## DESCRIPTION OF THE TASK
Copy out the records that appear below, exactly as each one reads.

## Page and application data records
┌──

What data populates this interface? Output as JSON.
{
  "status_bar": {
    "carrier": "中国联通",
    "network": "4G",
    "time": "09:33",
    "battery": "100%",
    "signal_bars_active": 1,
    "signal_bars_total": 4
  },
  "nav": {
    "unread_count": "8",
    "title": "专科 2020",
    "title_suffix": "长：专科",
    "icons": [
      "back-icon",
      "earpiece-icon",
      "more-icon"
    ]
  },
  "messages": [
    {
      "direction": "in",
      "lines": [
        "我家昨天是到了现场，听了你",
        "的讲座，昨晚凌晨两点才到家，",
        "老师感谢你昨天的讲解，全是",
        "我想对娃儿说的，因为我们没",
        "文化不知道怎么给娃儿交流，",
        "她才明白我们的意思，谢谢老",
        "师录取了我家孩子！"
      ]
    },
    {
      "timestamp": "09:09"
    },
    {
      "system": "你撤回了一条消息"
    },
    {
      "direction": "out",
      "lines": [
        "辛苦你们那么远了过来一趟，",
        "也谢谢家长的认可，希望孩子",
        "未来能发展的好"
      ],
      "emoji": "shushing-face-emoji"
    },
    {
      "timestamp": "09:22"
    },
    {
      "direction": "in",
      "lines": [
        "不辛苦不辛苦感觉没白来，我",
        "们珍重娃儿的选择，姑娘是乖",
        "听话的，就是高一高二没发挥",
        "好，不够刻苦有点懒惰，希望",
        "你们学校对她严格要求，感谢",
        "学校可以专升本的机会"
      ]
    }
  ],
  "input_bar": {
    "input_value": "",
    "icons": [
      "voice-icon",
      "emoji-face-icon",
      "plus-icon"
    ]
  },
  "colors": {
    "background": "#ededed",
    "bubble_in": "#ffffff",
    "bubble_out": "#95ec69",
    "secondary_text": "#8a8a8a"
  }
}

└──

## SOLUTION TO THE PROBLEM
What data populates this interface? Output as JSON.
{
  "status_bar": {
    "carrier": "中国联通",
    "network": "4G",
    "time": "09:33",
    "battery": "100%",
    "signal_bars_active": 1,
    "signal_bars_total": 4
  },
  "nav": {
    "unread_count": "8",
    "title": "专科 2020",
    "title_suffix": "长：专科",
    "icons": [
      "back-icon",
      "earpiece-icon",
      "more-icon"
    ]
  },
  "messages": [
    {
      "direction": "in",
      "lines": [
        "我家昨天是到了现场，听了你",
        "的讲座，昨晚凌晨两点才到家，",
        "老师感谢你昨天的讲解，全是",
        "我想对娃儿说的，因为我们没",
        "文化不知道怎么给娃儿交流，",
        "她才明白我们的意思，谢谢老",
        "师录取了我家孩子！"
      ]
    },
    {
      "timestamp": "09:09"
    },
    {
      "system": "你撤回了一条消息"
    },
    {
      "direction": "out",
      "lines": [
        "辛苦你们那么远了过来一趟，",
        "也谢谢家长的认可，希望孩子",
        "未来能发展的好"
      ],
      "emoji": "shushing-face-emoji"
    },
    {
      "timestamp": "09:22"
    },
    {
      "direction": "in",
      "lines": [
        "不辛苦不辛苦感觉没白来，我",
        "们珍重娃儿的选择，姑娘是乖",
        "听话的，就是高一高二没发挥",
        "好，不够刻苦有点懒惰，希望",
        "你们学校对她严格要求，感谢",
        "学校可以专升本的机会"
      ]
    }
  ],
  "input_bar": {
    "input_value": "",
    "icons": [
      "voice-icon",
      "emoji-face-icon",
      "plus-icon"
    ]
  },
  "colors": {
    "background": "#ededed",
    "bubble_in": "#ffffff",
    "bubble_out": "#95ec69",
    "secondary_text": "#8a8a8a"
  }
}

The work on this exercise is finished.